About Teenager Rebellion

By Frances Evesham
Choose your battles with your teen, keeping conflict to important issues of safety and well-being.

As your charming child morphs into a rebellious teenager, take a deep breath and have a good look at the situation before you throw up your arms in anger or distress. Your teen takes a vital step towards adulthood by way of fighting against your rules, regulations and attitudes. Moving beyond their previous dependence on parents, teachers and other adults, teens learn to make decisions, understand the consequences of their behavior and get ready to take on adult responsibilities.

Why a Teen Needs to Rebel

The growing need for independence sits at the heart of teenage rebellion. Many teens prefer to use peers as role models and often begin to question the reasoning behind home and school boundaries as they step closer to adulthood. The physical changes involved in adolescence and puberty coincide with emotional, intellectual and moral growth, points out Kids Health -- all of this can leave teenagers feeling overwhelmed. They test different types of behavior, and it's through this testing and boundary pushing that they learn what works and what does not from their own successes and mistakes.

Healthy Acts of Rebellion

Changes to a teenager's hair and clothing emphasize her growing independent tastes and highlight her inclusion within a group of friends. Her opinions may begin to differ from yours as she develop her own values, leading to potential conflicts on subjects ranging from television programs to world affairs. A teen may break family rules regarding chores, evening curfews, loud music and schoolwork and find herself facing unwelcome sanctions as a result. These acts of rebellion normally occur from time to time rather than continuously. They give teenagers the chance to see the results of their decisions for themselves and learn when rebellion may be a mistake.

Warning Signs

Unhealthy patterns of rebellion can include acts of defiance that increase in frequency. Violent bursts of anger, physically and emotionally destructive behavior and unrelenting foul language may indicate that your teen feels bitter resentment towards adults and authority and needs help in navigating those feelings. Watch for falling grades or frequent truancy from school, and keep an eye open for loss of energy, neglect of appearance or sudden changes to friendships, as these could indicate a variety of problems, including drug, alcohol or tobacco abuse. Additionally, sudden gains or losses in body weight or a refusal to eat with the family could be signs of an eating disorder that needs attention.

Support Your Teenager

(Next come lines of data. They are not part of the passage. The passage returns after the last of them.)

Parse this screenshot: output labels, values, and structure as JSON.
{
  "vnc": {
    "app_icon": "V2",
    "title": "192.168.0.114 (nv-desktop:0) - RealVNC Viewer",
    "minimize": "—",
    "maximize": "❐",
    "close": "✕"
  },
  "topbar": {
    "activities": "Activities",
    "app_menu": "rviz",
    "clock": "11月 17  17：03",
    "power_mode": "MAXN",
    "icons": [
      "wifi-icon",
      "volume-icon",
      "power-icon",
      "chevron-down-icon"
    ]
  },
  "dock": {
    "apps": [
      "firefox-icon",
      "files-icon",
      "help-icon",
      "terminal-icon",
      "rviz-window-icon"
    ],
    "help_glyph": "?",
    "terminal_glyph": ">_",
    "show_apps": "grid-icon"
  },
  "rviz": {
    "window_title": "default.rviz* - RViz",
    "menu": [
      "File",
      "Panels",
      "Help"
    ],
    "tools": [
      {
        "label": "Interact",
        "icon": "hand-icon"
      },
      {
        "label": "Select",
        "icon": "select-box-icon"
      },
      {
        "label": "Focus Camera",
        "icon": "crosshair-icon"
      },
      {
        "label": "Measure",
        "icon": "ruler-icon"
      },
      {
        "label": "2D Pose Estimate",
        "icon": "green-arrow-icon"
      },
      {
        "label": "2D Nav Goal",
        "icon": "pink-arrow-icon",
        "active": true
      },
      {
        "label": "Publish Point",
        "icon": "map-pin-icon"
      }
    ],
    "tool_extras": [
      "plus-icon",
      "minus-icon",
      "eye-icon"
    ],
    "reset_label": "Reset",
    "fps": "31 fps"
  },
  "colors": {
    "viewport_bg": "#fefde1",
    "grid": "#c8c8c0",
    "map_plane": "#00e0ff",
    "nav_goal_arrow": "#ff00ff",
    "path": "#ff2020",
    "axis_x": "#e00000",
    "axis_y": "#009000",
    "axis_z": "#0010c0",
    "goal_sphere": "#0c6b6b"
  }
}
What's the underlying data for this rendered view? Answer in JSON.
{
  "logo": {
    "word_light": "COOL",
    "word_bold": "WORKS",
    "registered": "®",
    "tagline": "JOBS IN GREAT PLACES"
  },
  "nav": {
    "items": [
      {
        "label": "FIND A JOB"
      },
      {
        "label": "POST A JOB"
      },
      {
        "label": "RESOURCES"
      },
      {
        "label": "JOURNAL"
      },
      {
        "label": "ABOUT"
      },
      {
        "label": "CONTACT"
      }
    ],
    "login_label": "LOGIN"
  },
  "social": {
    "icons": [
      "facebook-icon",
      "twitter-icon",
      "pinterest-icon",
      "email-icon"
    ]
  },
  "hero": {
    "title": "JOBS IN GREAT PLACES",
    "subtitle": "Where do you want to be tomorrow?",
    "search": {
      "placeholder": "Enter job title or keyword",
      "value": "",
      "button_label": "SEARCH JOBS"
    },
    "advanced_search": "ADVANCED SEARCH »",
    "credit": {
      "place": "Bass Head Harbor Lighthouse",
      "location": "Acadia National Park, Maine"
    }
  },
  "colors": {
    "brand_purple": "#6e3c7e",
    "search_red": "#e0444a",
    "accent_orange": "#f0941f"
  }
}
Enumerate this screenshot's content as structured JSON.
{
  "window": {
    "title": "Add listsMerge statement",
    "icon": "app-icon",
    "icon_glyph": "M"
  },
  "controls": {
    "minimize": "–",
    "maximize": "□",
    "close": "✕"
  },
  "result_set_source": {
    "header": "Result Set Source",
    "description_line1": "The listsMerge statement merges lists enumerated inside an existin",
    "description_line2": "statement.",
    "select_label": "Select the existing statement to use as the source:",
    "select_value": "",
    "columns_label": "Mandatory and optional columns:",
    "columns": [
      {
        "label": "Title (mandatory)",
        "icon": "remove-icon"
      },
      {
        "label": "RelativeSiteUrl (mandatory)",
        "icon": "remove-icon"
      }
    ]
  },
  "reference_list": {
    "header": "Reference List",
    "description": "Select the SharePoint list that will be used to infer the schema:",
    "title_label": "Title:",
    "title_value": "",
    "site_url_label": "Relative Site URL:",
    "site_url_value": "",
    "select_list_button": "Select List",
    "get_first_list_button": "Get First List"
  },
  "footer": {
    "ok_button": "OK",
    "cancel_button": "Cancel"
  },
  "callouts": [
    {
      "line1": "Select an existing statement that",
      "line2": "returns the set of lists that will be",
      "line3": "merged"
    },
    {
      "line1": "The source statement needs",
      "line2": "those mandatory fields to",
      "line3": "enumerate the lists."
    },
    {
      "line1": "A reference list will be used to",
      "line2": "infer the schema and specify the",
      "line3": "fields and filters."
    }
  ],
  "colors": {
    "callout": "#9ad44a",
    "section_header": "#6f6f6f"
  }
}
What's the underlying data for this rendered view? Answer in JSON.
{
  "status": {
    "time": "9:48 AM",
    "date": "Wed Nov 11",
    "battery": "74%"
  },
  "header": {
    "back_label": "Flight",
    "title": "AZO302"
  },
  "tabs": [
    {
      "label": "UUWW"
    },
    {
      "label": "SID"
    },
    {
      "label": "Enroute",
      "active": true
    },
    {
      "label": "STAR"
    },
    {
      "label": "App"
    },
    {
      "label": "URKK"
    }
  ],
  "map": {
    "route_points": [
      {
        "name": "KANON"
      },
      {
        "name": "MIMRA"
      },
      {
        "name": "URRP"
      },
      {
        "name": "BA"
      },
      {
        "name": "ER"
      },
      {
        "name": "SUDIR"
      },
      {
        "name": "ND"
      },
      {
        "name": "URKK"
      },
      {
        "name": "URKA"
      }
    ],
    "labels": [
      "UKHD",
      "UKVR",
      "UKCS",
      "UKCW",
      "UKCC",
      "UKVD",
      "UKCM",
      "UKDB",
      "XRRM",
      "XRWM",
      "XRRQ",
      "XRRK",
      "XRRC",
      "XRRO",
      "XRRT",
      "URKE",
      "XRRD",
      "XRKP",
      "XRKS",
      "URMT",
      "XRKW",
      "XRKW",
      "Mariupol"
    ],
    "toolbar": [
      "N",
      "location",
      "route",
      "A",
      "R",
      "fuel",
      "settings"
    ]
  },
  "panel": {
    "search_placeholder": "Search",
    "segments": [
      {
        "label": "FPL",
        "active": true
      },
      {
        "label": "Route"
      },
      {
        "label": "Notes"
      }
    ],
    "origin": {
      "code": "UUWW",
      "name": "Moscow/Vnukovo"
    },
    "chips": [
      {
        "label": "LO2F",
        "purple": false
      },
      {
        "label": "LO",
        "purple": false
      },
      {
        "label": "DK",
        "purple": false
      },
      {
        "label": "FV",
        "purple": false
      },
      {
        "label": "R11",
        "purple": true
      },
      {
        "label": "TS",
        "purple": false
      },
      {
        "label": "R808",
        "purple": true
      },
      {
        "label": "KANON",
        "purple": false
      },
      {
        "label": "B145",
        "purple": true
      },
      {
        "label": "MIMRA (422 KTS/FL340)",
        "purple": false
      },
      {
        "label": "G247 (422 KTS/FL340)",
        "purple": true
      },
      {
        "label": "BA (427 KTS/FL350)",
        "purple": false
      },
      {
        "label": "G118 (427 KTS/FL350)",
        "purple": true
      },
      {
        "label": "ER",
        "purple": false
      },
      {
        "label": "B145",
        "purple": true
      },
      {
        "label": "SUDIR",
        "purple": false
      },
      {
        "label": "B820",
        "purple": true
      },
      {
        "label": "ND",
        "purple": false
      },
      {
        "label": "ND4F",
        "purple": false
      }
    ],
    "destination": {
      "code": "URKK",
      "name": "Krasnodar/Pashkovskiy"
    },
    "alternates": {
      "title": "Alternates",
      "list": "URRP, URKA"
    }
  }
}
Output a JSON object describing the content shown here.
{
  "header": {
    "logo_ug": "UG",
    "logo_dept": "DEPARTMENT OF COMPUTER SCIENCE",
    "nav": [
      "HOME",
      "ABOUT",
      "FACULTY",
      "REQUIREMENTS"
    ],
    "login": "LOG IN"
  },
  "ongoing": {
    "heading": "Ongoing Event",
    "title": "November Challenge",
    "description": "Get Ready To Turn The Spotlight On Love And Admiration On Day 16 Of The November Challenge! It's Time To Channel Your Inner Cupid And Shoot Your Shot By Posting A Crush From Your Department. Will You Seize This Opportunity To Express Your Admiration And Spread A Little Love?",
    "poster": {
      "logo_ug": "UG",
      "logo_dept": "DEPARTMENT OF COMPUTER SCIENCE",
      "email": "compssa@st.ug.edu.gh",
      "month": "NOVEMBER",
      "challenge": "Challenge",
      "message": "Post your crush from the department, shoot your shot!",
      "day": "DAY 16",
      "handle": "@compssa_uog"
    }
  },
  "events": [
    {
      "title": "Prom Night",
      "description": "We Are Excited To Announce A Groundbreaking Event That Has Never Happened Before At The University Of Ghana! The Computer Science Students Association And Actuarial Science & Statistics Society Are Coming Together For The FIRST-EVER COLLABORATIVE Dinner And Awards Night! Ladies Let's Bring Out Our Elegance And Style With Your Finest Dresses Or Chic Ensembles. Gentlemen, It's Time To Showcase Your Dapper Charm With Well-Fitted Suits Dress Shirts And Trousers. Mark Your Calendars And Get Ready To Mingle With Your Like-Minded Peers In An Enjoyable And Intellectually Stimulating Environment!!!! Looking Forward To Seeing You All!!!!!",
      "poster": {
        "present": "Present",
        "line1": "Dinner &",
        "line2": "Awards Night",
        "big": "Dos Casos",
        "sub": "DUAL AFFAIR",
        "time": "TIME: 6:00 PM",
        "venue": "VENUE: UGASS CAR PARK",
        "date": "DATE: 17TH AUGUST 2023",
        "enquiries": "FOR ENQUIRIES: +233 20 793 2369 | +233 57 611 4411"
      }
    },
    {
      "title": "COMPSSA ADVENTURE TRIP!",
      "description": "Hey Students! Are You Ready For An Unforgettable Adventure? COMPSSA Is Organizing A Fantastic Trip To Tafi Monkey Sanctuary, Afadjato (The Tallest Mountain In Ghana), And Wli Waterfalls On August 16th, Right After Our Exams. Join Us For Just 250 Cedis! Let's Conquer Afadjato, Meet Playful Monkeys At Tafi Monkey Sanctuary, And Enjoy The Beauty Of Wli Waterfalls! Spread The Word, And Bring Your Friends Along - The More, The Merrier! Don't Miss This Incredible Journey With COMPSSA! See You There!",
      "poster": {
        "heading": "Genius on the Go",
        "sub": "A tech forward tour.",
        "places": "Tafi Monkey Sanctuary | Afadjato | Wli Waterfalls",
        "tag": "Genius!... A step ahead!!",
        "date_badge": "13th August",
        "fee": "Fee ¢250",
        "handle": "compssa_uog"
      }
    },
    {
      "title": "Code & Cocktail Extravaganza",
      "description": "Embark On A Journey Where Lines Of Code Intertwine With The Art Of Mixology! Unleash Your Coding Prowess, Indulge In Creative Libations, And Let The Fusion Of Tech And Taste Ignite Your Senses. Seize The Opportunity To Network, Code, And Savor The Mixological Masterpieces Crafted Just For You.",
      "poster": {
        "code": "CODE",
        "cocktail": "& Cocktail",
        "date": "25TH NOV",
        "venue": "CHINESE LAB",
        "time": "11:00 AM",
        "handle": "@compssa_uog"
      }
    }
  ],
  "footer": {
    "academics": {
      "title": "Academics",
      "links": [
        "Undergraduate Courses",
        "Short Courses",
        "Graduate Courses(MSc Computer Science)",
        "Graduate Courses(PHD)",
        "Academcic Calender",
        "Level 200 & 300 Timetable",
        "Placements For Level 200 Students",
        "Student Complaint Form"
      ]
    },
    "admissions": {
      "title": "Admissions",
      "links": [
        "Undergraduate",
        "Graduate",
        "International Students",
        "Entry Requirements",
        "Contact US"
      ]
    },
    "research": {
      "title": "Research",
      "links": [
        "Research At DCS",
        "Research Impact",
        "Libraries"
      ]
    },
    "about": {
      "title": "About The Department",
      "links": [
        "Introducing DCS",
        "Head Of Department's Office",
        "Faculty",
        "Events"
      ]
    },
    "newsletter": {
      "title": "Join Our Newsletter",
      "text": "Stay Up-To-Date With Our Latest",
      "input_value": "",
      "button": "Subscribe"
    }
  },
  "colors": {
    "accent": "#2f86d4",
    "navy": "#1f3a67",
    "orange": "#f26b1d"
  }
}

Allow your teen space to develop personal standards and opinions, advises the University of Alabama. Avoid conflicts over less important issues like hair color, but stand firm on rules of behavior that affect the health and well-being of your teen or the rest of the family. Model self-restraint by keeping your temper, and be willing to concede a point when your teenager offers a well-founded argument. Your flexibility regarding rule modification -- whether you agree with your teen's decision to become vegetarian or to paint his nails orange -- can help him to understand how to manage conflict in adult life.

Talk and Listen

Keep communication channels open to lay the foundations that enable your relationship to grow as your teenager enters adulthood. Listen carefully when your teen talks to you, and show an interest in her friends and occupations. Offer advice only when she asks for it. Use consistent and firm consequences for inappropriate behavior, such as the withdrawal of privileges, and don't hesitate to seek help immediately from teachers, counselors or healthcare professionals if you find your teen's rebellion extends to substance abuse, self-harm or violence. Remember to reward your teen for friendly, helpful and kind behavior -- perhaps by offering additional privileges or treats -- and provide positive feedback more often than criticism as much as possible.

About the Author

Frances Evesham has been writing on communication, language and well-being topics for over 20 years. The author of "Help Your Child To Talk," she has a diploma in speech pathology, is an NLP premier practitioner and is a registered witness intermediary working in the justice system in the U.K.